WORK TO COMPLETE - Write the data below out again in full, exactly as shown.

· · · ·

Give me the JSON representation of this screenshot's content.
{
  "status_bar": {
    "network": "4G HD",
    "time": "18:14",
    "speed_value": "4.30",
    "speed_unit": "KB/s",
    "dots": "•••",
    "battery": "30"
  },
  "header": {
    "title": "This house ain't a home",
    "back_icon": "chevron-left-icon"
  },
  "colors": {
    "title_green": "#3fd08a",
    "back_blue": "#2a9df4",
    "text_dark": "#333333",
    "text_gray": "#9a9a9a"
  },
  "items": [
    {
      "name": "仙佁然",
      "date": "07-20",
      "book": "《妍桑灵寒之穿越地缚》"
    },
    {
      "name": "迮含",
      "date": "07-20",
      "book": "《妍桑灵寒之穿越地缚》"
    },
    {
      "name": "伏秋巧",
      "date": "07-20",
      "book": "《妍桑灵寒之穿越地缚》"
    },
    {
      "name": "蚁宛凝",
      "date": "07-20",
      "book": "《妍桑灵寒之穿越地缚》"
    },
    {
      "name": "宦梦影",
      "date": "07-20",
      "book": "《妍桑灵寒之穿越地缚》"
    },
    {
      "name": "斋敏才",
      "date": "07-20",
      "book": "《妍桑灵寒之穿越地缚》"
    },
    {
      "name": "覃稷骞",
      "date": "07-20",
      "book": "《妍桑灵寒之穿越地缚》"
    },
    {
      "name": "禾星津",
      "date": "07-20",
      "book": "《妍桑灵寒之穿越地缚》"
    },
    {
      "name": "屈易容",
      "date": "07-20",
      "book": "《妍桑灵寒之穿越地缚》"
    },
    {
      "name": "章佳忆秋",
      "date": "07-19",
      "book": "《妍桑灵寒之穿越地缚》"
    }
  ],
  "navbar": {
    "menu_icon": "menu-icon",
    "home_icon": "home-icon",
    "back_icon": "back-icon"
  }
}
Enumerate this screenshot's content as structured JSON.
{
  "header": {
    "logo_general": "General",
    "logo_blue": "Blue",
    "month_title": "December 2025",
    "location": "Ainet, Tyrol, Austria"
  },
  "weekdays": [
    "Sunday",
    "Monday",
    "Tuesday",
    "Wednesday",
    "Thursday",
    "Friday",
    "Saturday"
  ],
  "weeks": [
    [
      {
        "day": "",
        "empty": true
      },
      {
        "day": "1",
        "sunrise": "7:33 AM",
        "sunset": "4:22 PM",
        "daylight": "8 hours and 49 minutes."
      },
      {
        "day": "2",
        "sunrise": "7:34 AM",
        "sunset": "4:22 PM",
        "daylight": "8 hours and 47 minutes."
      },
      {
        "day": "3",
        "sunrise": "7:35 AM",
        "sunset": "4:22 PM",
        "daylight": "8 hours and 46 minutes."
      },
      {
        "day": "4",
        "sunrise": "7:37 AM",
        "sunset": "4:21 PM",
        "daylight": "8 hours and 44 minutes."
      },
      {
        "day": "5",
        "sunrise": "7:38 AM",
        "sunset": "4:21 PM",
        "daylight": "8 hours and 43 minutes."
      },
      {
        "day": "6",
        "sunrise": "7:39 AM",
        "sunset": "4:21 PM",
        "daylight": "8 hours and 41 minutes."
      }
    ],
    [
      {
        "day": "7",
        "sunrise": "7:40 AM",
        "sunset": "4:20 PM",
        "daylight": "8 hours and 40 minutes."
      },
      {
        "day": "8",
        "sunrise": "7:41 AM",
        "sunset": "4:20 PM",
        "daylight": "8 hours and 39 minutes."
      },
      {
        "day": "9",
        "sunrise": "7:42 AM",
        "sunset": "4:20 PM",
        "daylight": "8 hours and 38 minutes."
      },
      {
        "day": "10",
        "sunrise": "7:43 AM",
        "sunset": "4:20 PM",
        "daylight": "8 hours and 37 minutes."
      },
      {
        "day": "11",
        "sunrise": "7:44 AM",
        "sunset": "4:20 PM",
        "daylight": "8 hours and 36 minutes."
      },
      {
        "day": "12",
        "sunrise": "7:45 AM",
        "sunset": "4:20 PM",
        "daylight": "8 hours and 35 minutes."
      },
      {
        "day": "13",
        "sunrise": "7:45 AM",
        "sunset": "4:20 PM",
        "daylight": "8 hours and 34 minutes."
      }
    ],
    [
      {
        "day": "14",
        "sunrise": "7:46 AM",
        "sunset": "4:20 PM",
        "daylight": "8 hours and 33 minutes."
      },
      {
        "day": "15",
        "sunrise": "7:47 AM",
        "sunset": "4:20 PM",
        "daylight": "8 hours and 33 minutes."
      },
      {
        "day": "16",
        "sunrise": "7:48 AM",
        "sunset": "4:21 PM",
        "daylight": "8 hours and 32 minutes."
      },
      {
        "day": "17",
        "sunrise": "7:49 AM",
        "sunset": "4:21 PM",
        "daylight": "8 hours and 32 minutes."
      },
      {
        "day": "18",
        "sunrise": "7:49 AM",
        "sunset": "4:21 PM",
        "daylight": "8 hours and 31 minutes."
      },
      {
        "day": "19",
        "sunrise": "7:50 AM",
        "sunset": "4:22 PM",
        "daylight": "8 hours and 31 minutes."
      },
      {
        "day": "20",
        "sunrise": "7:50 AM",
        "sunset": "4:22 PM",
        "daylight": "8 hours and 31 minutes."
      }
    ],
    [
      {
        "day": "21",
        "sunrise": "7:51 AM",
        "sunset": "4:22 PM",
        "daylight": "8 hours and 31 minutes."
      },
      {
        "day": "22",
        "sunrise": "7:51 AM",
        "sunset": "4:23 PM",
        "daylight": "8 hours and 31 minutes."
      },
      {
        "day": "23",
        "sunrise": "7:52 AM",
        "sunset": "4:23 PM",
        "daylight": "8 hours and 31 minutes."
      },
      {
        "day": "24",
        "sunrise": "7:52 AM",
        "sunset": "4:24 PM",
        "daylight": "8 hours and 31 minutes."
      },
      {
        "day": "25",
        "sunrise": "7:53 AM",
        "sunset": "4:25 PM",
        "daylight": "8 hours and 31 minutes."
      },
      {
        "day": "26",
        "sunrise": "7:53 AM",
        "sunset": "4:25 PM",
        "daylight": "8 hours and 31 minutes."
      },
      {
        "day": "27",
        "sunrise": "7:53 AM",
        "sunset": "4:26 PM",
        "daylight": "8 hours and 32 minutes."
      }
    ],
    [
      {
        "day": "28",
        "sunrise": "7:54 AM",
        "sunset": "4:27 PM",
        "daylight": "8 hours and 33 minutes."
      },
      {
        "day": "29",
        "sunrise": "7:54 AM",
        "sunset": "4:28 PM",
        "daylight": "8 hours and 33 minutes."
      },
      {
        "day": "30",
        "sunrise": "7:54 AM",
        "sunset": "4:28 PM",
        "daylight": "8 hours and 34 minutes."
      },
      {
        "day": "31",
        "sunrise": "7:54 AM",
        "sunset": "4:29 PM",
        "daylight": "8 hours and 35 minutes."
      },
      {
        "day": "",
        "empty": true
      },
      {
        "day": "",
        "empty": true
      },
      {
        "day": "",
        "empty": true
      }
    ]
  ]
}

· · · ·

ANSWER BELOW -
Give me the JSON representation of this screenshot's content.
{
  "status_bar": {
    "network": "4G HD",
    "time": "18:14",
    "speed_value": "4.30",
    "speed_unit": "KB/s",
    "dots": "•••",
    "battery": "30"
  },
  "header": {
    "title": "This house ain't a home",
    "back_icon": "chevron-left-icon"
  },
  "colors": {
    "title_green": "#3fd08a",
    "back_blue": "#2a9df4",
    "text_dark": "#333333",
    "text_gray": "#9a9a9a"
  },
  "items": [
    {
      "name": "仙佁然",
      "date": "07-20",
      "book": "《妍桑灵寒之穿越地缚》"
    },
    {
      "name": "迮含",
      "date": "07-20",
      "book": "《妍桑灵寒之穿越地缚》"
    },
    {
      "name": "伏秋巧",
      "date": "07-20",
      "book": "《妍桑灵寒之穿越地缚》"
    },
    {
      "name": "蚁宛凝",
      "date": "07-20",
      "book": "《妍桑灵寒之穿越地缚》"
    },
    {
      "name": "宦梦影",
      "date": "07-20",
      "book": "《妍桑灵寒之穿越地缚》"
    },
    {
      "name": "斋敏才",
      "date": "07-20",
      "book": "《妍桑灵寒之穿越地缚》"
    },
    {
      "name": "覃稷骞",
      "date": "07-20",
      "book": "《妍桑灵寒之穿越地缚》"
    },
    {
      "name": "禾星津",
      "date": "07-20",
      "book": "《妍桑灵寒之穿越地缚》"
    },
    {
      "name": "屈易容",
      "date": "07-20",
      "book": "《妍桑灵寒之穿越地缚》"
    },
    {
      "name": "章佳忆秋",
      "date": "07-19",
      "book": "《妍桑灵寒之穿越地缚》"
    }
  ],
  "navbar": {
    "menu_icon": "menu-icon",
    "home_icon": "home-icon",
    "back_icon": "back-icon"
  }
}
Enumerate this screenshot's content as structured JSON.
{
  "header": {
    "logo_general": "General",
    "logo_blue": "Blue",
    "month_title": "December 2025",
    "location": "Ainet, Tyrol, Austria"
  },
  "weekdays": [
    "Sunday",
    "Monday",
    "Tuesday",
    "Wednesday",
    "Thursday",
    "Friday",
    "Saturday"
  ],
  "weeks": [
    [
      {
        "day": "",
        "empty": true
      },
      {
        "day": "1",
        "sunrise": "7:33 AM",
        "sunset": "4:22 PM",
        "daylight": "8 hours and 49 minutes."
      },
      {
        "day": "2",
        "sunrise": "7:34 AM",
        "sunset": "4:22 PM",
        "daylight": "8 hours and 47 minutes."
      },
      {
        "day": "3",
        "sunrise": "7:35 AM",
        "sunset": "4:22 PM",
        "daylight": "8 hours and 46 minutes."
      },
      {
        "day": "4",
        "sunrise": "7:37 AM",
        "sunset": "4:21 PM",
        "daylight": "8 hours and 44 minutes."
      },
      {
        "day": "5",
        "sunrise": "7:38 AM",
        "sunset": "4:21 PM",
        "daylight": "8 hours and 43 minutes."
      },
      {
        "day": "6",
        "sunrise": "7:39 AM",
        "sunset": "4:21 PM",
        "daylight": "8 hours and 41 minutes."
      }
    ],
    [
      {
        "day": "7",
        "sunrise": "7:40 AM",
        "sunset": "4:20 PM",
        "daylight": "8 hours and 40 minutes."
      },
      {
        "day": "8",
        "sunrise": "7:41 AM",
        "sunset": "4:20 PM",
        "daylight": "8 hours and 39 minutes."
      },
      {
        "day": "9",
        "sunrise": "7:42 AM",
        "sunset": "4:20 PM",
        "daylight": "8 hours and 38 minutes."
      },
      {
        "day": "10",
        "sunrise": "7:43 AM",
        "sunset": "4:20 PM",
        "daylight": "8 hours and 37 minutes."
      },
      {
        "day": "11",
        "sunrise": "7:44 AM",
        "sunset": "4:20 PM",
        "daylight": "8 hours and 36 minutes."
      },
      {
        "day": "12",
        "sunrise": "7:45 AM",
        "sunset": "4:20 PM",
        "daylight": "8 hours and 35 minutes."
      },
      {
        "day": "13",
        "sunrise": "7:45 AM",
        "sunset": "4:20 PM",
        "daylight": "8 hours and 34 minutes."
      }
    ],
    [
      {
        "day": "14",
        "sunrise": "7:46 AM",
        "sunset": "4:20 PM",
        "daylight": "8 hours and 33 minutes."
      },
      {
        "day": "15",
        "sunrise": "7:47 AM",
        "sunset": "4:20 PM",
        "daylight": "8 hours and 33 minutes."
      },
      {
        "day": "16",
        "sunrise": "7:48 AM",
        "sunset": "4:21 PM",
        "daylight": "8 hours and 32 minutes."
      },
      {
        "day": "17",
        "sunrise": "7:49 AM",
        "sunset": "4:21 PM",
        "daylight": "8 hours and 32 minutes."
      },
      {
        "day": "18",
        "sunrise": "7:49 AM",
        "sunset": "4:21 PM",
        "daylight": "8 hours and 31 minutes."
      },
      {
        "day": "19",
        "sunrise": "7:50 AM",
        "sunset": "4:22 PM",
        "daylight": "8 hours and 31 minutes."
      },
      {
        "day": "20",
        "sunrise": "7:50 AM",
        "sunset": "4:22 PM",
        "daylight": "8 hours and 31 minutes."
      }
    ],
    [
      {
        "day": "21",
        "sunrise": "7:51 AM",
        "sunset": "4:22 PM",
        "daylight": "8 hours and 31 minutes."
      },
      {
        "day": "22",
        "sunrise": "7:51 AM",
        "sunset": "4:23 PM",
        "daylight": "8 hours and 31 minutes."
      },
      {
        "day": "23",
        "sunrise": "7:52 AM",
        "sunset": "4:23 PM",
        "daylight": "8 hours and 31 minutes."
      },
      {
        "day": "24",
        "sunrise": "7:52 AM",
        "sunset": "4:24 PM",
        "daylight": "8 hours and 31 minutes."
      },
      {
        "day": "25",
        "sunrise": "7:53 AM",
        "sunset": "4:25 PM",
        "daylight": "8 hours and 31 minutes."
      },
      {
        "day": "26",
        "sunrise": "7:53 AM",
        "sunset": "4:25 PM",
        "daylight": "8 hours and 31 minutes."
      },
      {
        "day": "27",
        "sunrise": "7:53 AM",
        "sunset": "4:26 PM",
        "daylight": "8 hours and 32 minutes."
      }
    ],
    [
      {
        "day": "28",
        "sunrise": "7:54 AM",
        "sunset": "4:27 PM",
        "daylight": "8 hours and 33 minutes."
      },
      {
        "day": "29",
        "sunrise": "7:54 AM",
        "sunset": "4:28 PM",
        "daylight": "8 hours and 33 minutes."
      },
      {
        "day": "30",
        "sunrise": "7:54 AM",
        "sunset": "4:28 PM",
        "daylight": "8 hours and 34 minutes."
      },
      {
        "day": "31",
        "sunrise": "7:54 AM",
        "sunset": "4:29 PM",
        "daylight": "8 hours and 35 minutes."
      },
      {
        "day": "",
        "empty": true
      },
      {
        "day": "",
        "empty": true
      },
      {
        "day": "",
        "empty": true
      }
    ]
  ]
}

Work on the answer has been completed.